Thursday, August 27, 2009
Does the long term real price of oil look like it is falling? Sure it may have fallen after the peak in the 70s and again recently, but overall it is up. Oil at $20 is likely gone forever. Oil at $30 is largely gone and unlikely to be seen other than briefly. Oil at $40 or $50 we should see until the next shortage drives another spike in oil prices. We have been able to extract more, but not more cheaply. We will use less, because it is more expensive. We will develop alternatives, because oil will eventually be more expensive than those alternatives. The only way it will fall in price over the long run is if it is displaced and no longer wanted.
Tuesday, August 25, 2009

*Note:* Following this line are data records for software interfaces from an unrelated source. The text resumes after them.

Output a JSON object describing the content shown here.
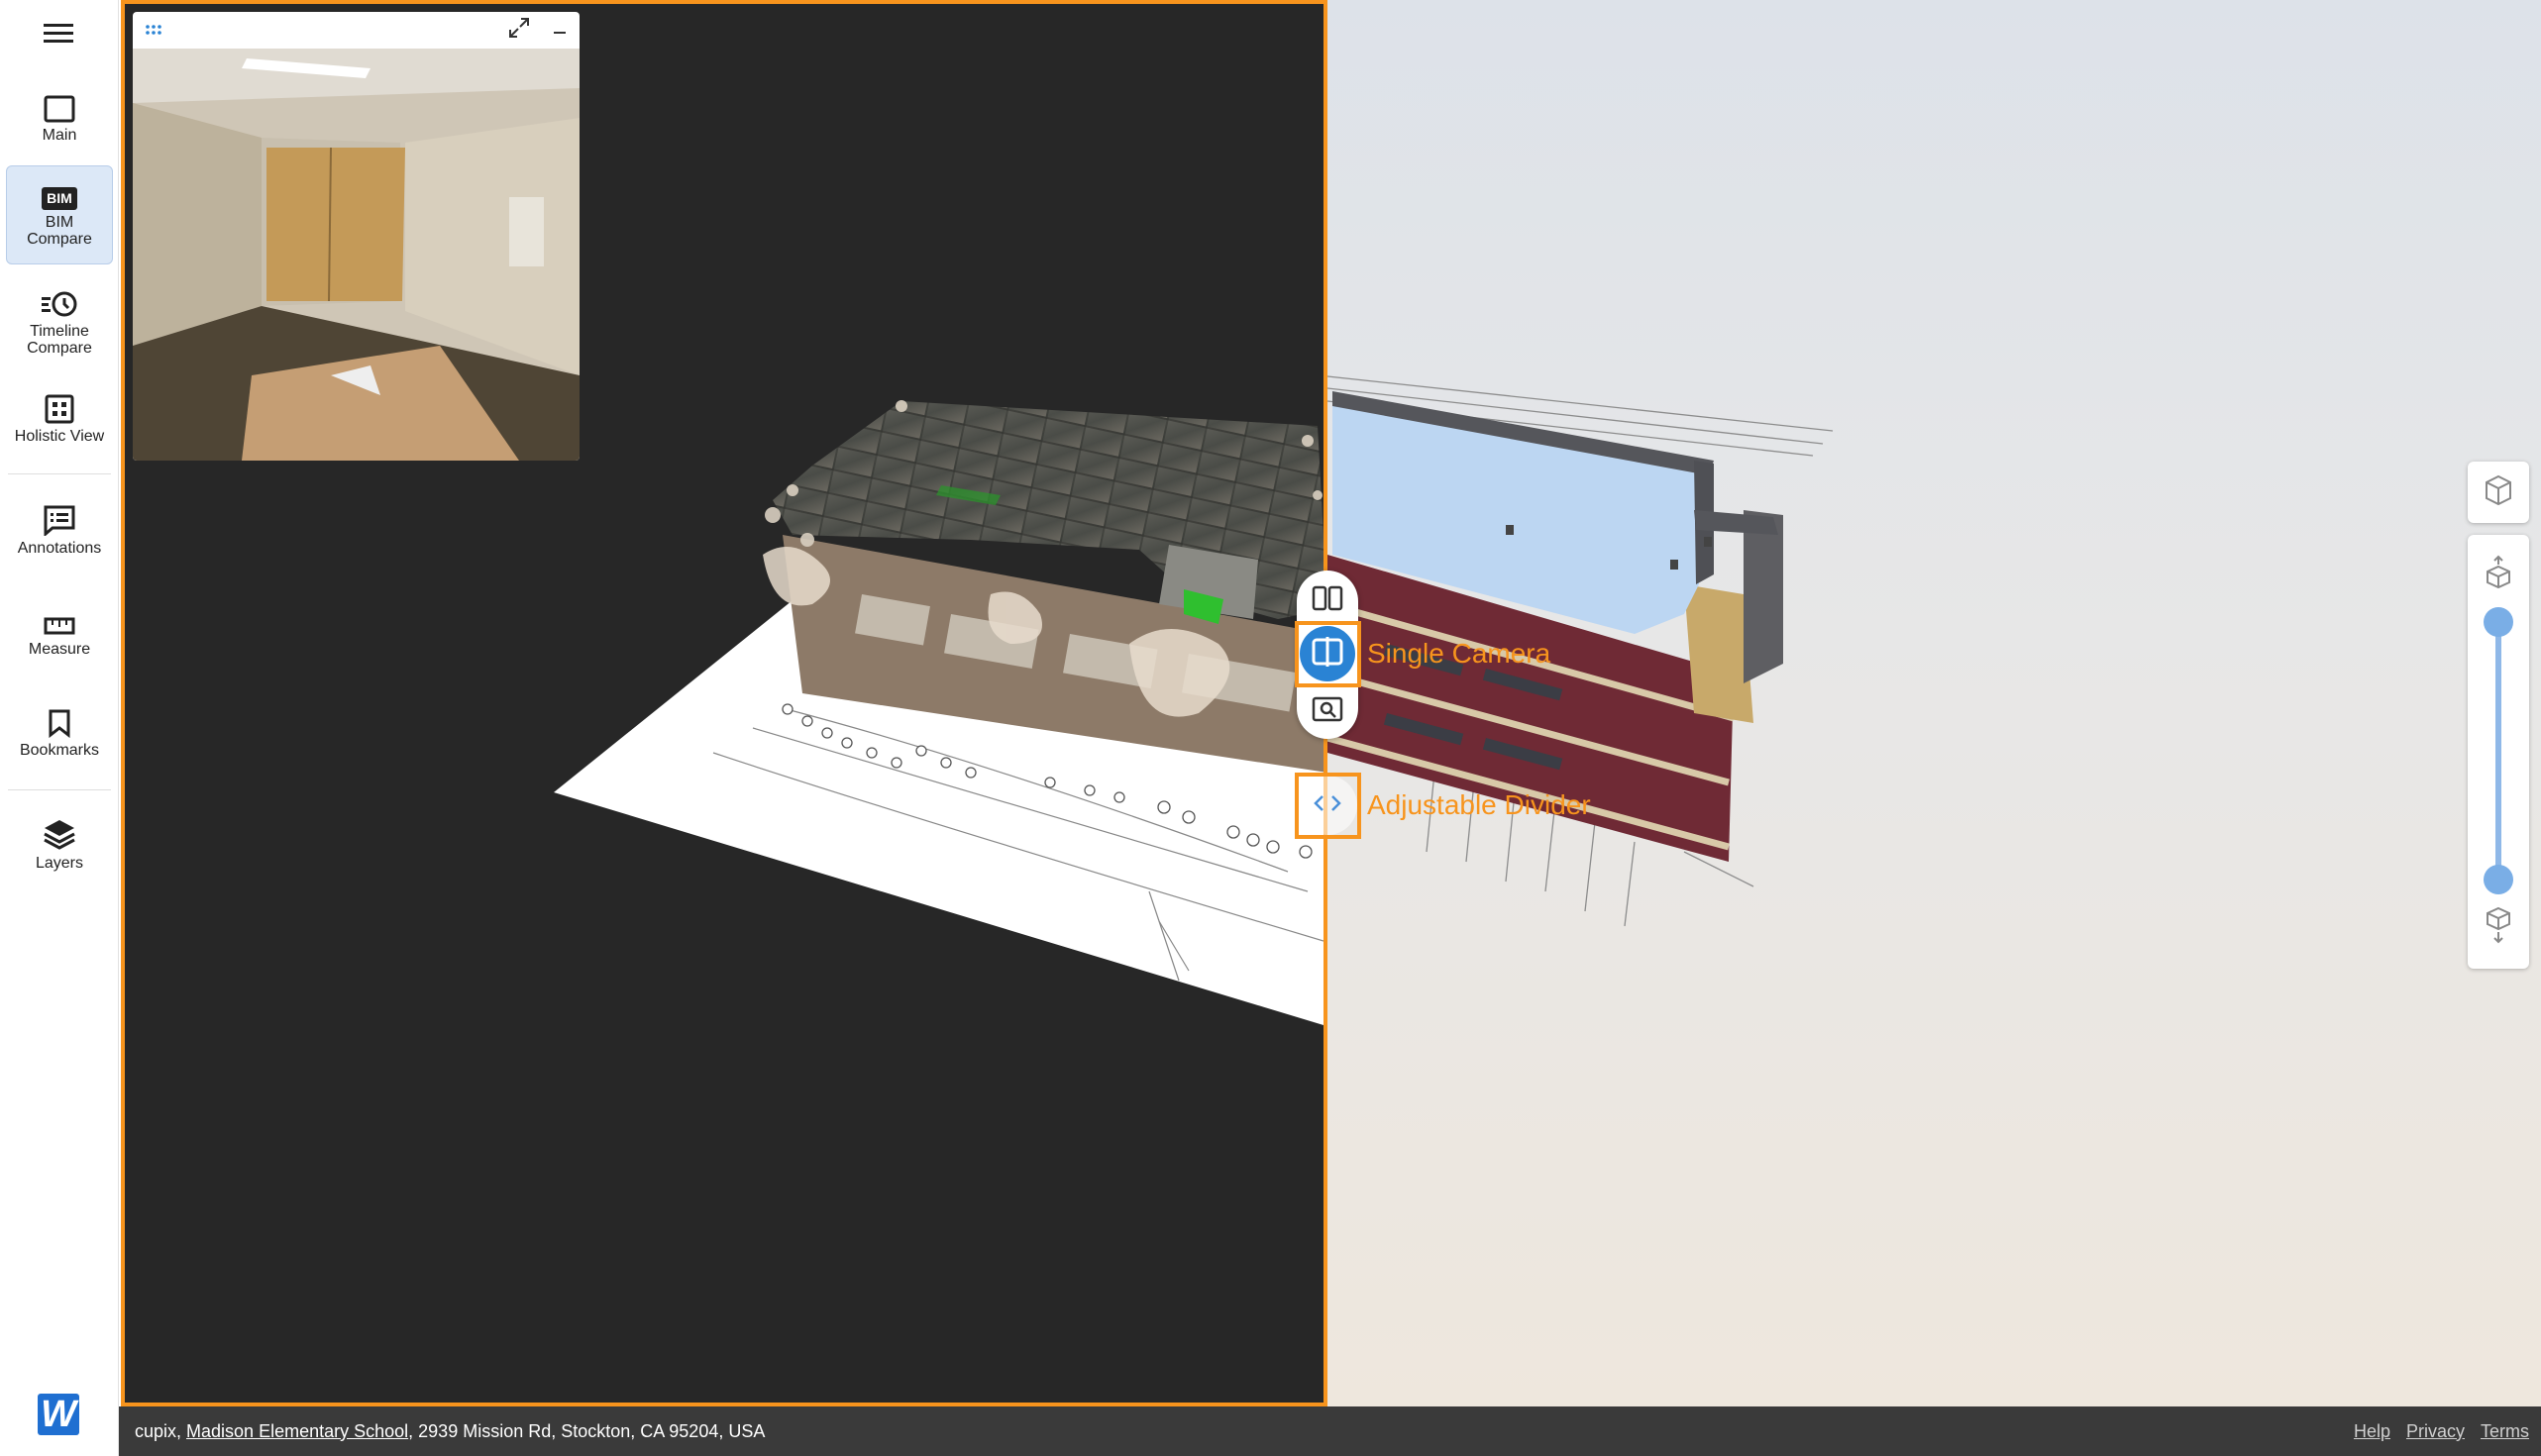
{
  "sidebar": {
    "items": [
      {
        "name": "main",
        "label": "Main",
        "icon": "square-icon"
      },
      {
        "name": "bim-compare",
        "label": "BIM Compare",
        "icon": "bim-icon",
        "active": true
      },
      {
        "name": "timeline-compare",
        "label": "Timeline Compare",
        "icon": "timeline-clock-icon"
      },
      {
        "name": "holistic-view",
        "label": "Holistic View",
        "icon": "grid-icon"
      },
      {
        "name": "annotations",
        "label": "Annotations",
        "icon": "annotation-list-icon"
      },
      {
        "name": "measure",
        "label": "Measure",
        "icon": "ruler-icon"
      },
      {
        "name": "bookmarks",
        "label": "Bookmarks",
        "icon": "bookmark-icon"
      },
      {
        "name": "layers",
        "label": "Layers",
        "icon": "layers-icon"
      }
    ],
    "bim_badge": "BIM",
    "logo_letter": "W"
  },
  "annotations": {
    "single_camera": "Single Camera",
    "adjustable_divider": "Adjustable Divider"
  },
  "statusbar": {
    "company": "cupix, ",
    "project": "Madison Elementary School",
    "address": ", 2939 Mission Rd, Stockton, CA 95204, USA",
    "links": {
      "help": "Help",
      "privacy": "Privacy",
      "terms": "Terms"
    }
  },
  "colors": {
    "accent_orange": "#f7941d",
    "active_blue": "#2a83d4",
    "viewer_dark": "#272727",
    "statusbar": "#3a3a3a"
  }
}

The division of labor can produce higher quality output and do so more efficiently but only by a limited amount. Labor has specialized since the beginning of civilization but produced only infinitesimal growth. Only the application of scientific knowledge and the advent of powered machinery produced modern levels of growth. This has led to greater specialization but there is little reason to attribute growth to this beyond its embodiment in knowledge and technology. The real usefulness of the division of labor is not in labor at all but in gaining specialized knowledge and replacing labor with technology, automating production.

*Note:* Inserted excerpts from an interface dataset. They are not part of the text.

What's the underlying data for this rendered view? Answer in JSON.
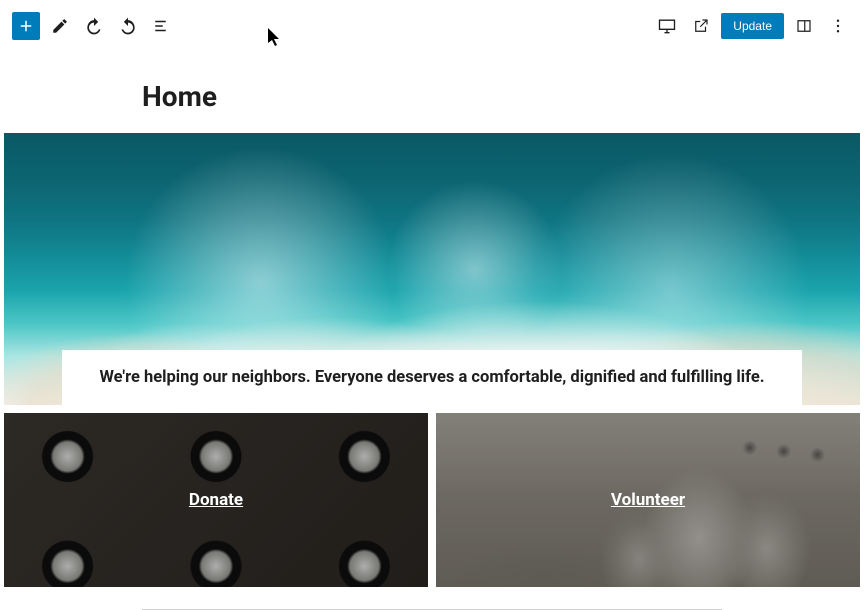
{
  "toolbar": {
    "update_label": "Update"
  },
  "page": {
    "title": "Home"
  },
  "hero": {
    "text": "We're helping our neighbors. Everyone deserves a comfortable, dignified and fulfilling life."
  },
  "cards": [
    {
      "label": "Donate"
    },
    {
      "label": "Volunteer"
    }
  ]
}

Thursday, August 20, 2009
The Growth of Real Income (real gdp per capita) in the US demonstrates the transition from an agrarian to industrial to post industrial power. Growth was slow initially but rose over the 19th century in fits and starts. It would rise sharply during booms only to stagnate or fall slightly through busts lasting a decade or more. A dramatic fall occurred over 1929 to 1933 followed by as dramatic a rise climaxing during World War II before settling back to extended consistent growth at the best rates ever. Variability has diminished somewhat over time. Most deviations are small from this upward drift over history. Growth appears to have reached an asymptote of about a factor of 10 per century or about 2.3% a year. So much for past golden ages.